→ **The problem**: Go over the lines below, and when one contains the word "password", copy it.

- - - -

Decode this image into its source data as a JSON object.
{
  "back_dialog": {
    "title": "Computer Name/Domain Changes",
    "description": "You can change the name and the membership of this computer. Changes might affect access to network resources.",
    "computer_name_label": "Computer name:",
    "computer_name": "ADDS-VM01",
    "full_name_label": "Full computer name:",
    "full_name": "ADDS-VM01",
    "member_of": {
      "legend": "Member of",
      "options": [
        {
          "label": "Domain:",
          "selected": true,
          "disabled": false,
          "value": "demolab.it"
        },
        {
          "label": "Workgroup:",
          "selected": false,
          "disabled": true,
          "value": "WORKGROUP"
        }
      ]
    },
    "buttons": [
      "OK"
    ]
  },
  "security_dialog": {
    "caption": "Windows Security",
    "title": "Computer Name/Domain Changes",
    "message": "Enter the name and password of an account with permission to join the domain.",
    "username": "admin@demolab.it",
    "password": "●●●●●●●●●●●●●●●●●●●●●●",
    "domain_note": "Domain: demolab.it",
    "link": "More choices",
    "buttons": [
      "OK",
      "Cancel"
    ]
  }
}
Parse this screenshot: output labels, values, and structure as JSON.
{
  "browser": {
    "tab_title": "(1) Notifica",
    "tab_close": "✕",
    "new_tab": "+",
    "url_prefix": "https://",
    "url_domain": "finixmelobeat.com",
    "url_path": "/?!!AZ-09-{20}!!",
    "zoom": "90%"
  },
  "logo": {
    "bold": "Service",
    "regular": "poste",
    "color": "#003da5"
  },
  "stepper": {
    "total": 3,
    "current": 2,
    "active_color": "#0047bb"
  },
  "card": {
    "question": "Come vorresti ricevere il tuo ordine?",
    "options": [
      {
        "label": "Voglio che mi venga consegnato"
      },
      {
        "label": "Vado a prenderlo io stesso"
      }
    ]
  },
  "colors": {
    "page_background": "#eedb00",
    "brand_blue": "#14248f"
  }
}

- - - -

→ **Final answer**:
    "message": "Enter the name and password of an account with permission to join the domain.",
    "password": "●●●●●●●●●●●●●●●●●●●●●●",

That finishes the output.